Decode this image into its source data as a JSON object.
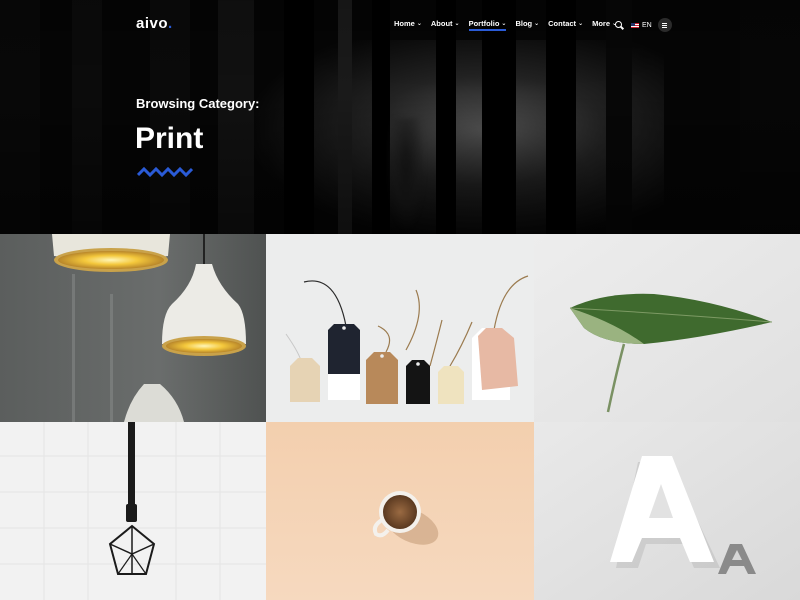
{
  "site": {
    "logo_text": "aivo",
    "logo_dot": "."
  },
  "nav": {
    "items": [
      {
        "label": "Home",
        "active": false
      },
      {
        "label": "About",
        "active": false
      },
      {
        "label": "Portfolio",
        "active": true
      },
      {
        "label": "Blog",
        "active": false
      },
      {
        "label": "Contact",
        "active": false
      },
      {
        "label": "More",
        "active": false
      }
    ],
    "language": "EN",
    "search_icon": "search-icon",
    "menu_icon": "hamburger-icon"
  },
  "hero": {
    "kicker": "Browsing Category:",
    "title": "Print"
  },
  "colors": {
    "accent": "#2a5bd7",
    "hero_bg": "#050505"
  },
  "portfolio": {
    "tiles": [
      {
        "name": "pendant-lamps"
      },
      {
        "name": "paper-tags"
      },
      {
        "name": "green-leaf"
      },
      {
        "name": "hanging-bulb"
      },
      {
        "name": "coffee-cup"
      },
      {
        "name": "letter-a"
      }
    ]
  }
}
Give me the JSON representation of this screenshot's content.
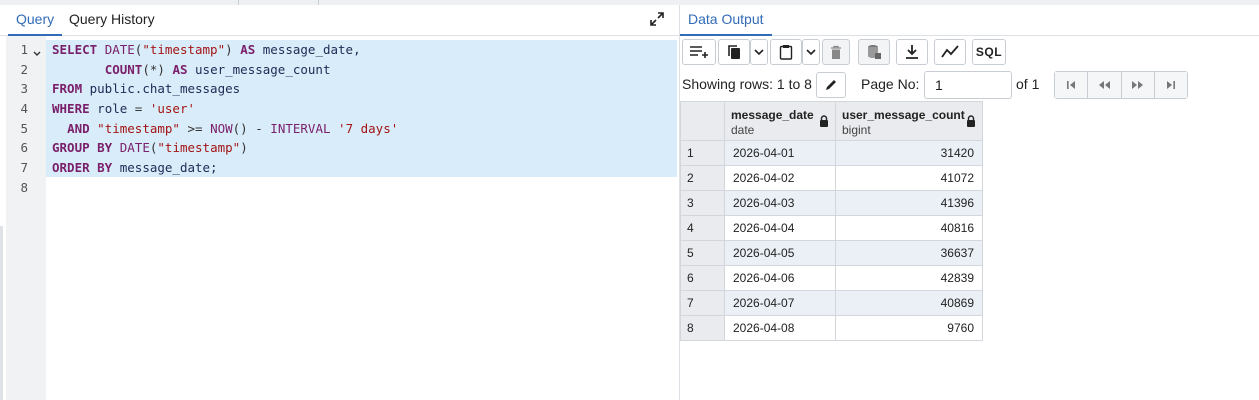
{
  "left_tabs": [
    {
      "label": "Query"
    },
    {
      "label": "Query History"
    }
  ],
  "editor": {
    "line_numbers": [
      "1",
      "2",
      "3",
      "4",
      "5",
      "6",
      "7",
      "8"
    ]
  },
  "right_tabs": [
    {
      "label": "Data Output"
    }
  ],
  "toolbar": {
    "sql_label": "SQL"
  },
  "pager": {
    "showing_text": "Showing rows: 1 to 8",
    "page_no_label": "Page No:",
    "page_value": "1",
    "of_text": "of 1"
  },
  "grid": {
    "columns": [
      {
        "name": "message_date",
        "type": "date"
      },
      {
        "name": "user_message_count",
        "type": "bigint"
      }
    ],
    "rows": [
      {
        "n": "1",
        "date": "2026-04-01",
        "count": "31420"
      },
      {
        "n": "2",
        "date": "2026-04-02",
        "count": "41072"
      },
      {
        "n": "3",
        "date": "2026-04-03",
        "count": "41396"
      },
      {
        "n": "4",
        "date": "2026-04-04",
        "count": "40816"
      },
      {
        "n": "5",
        "date": "2026-04-05",
        "count": "36637"
      },
      {
        "n": "6",
        "date": "2026-04-06",
        "count": "42839"
      },
      {
        "n": "7",
        "date": "2026-04-07",
        "count": "40869"
      },
      {
        "n": "8",
        "date": "2026-04-08",
        "count": "9760"
      }
    ]
  },
  "colors": {
    "accent": "#326bb8",
    "selection": "#d9ecf9",
    "keyword": "#7a1f6a",
    "string": "#a31515"
  }
}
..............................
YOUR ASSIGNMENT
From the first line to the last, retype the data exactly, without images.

OUTPUT FOR THIS EXERCISE
Decode this image into its source data as a JSON object.
{
  "site": {
    "logo_text": "aivo",
    "logo_dot": "."
  },
  "nav": {
    "items": [
      {
        "label": "Home",
        "active": false
      },
      {
        "label": "About",
        "active": false
      },
      {
        "label": "Portfolio",
        "active": true
      },
      {
        "label": "Blog",
        "active": false
      },
      {
        "label": "Contact",
        "active": false
      },
      {
        "label": "More",
        "active": false
      }
    ],
    "language": "EN",
    "search_icon": "search-icon",
    "menu_icon": "hamburger-icon"
  },
  "hero": {
    "kicker": "Browsing Category:",
    "title": "Print"
  },
  "colors": {
    "accent": "#2a5bd7",
    "hero_bg": "#050505"
  },
  "portfolio": {
    "tiles": [
      {
        "name": "pendant-lamps"
      },
      {
        "name": "paper-tags"
      },
      {
        "name": "green-leaf"
      },
      {
        "name": "hanging-bulb"
      },
      {
        "name": "coffee-cup"
      },
      {
        "name": "letter-a"
      }
    ]
  }
}
Give me the JSON representation of this screenshot's content.
{
  "left_tabs": [
    {
      "label": "Query"
    },
    {
      "label": "Query History"
    }
  ],
  "editor": {
    "line_numbers": [
      "1",
      "2",
      "3",
      "4",
      "5",
      "6",
      "7",
      "8"
    ]
  },
  "right_tabs": [
    {
      "label": "Data Output"
    }
  ],
  "toolbar": {
    "sql_label": "SQL"
  },
  "pager": {
    "showing_text": "Showing rows: 1 to 8",
    "page_no_label": "Page No:",
    "page_value": "1",
    "of_text": "of 1"
  },
  "grid": {
    "columns": [
      {
        "name": "message_date",
        "type": "date"
      },
      {
        "name": "user_message_count",
        "type": "bigint"
      }
    ],
    "rows": [
      {
        "n": "1",
        "date": "2026-04-01",
        "count": "31420"
      },
      {
        "n": "2",
        "date": "2026-04-02",
        "count": "41072"
      },
      {
        "n": "3",
        "date": "2026-04-03",
        "count": "41396"
      },
      {
        "n": "4",
        "date": "2026-04-04",
        "count": "40816"
      },
      {
        "n": "5",
        "date": "2026-04-05",
        "count": "36637"
      },
      {
        "n": "6",
        "date": "2026-04-06",
        "count": "42839"
      },
      {
        "n": "7",
        "date": "2026-04-07",
        "count": "40869"
      },
      {
        "n": "8",
        "date": "2026-04-08",
        "count": "9760"
      }
    ]
  },
  "colors": {
    "accent": "#326bb8",
    "selection": "#d9ecf9",
    "keyword": "#7a1f6a",
    "string": "#a31515"
  }
}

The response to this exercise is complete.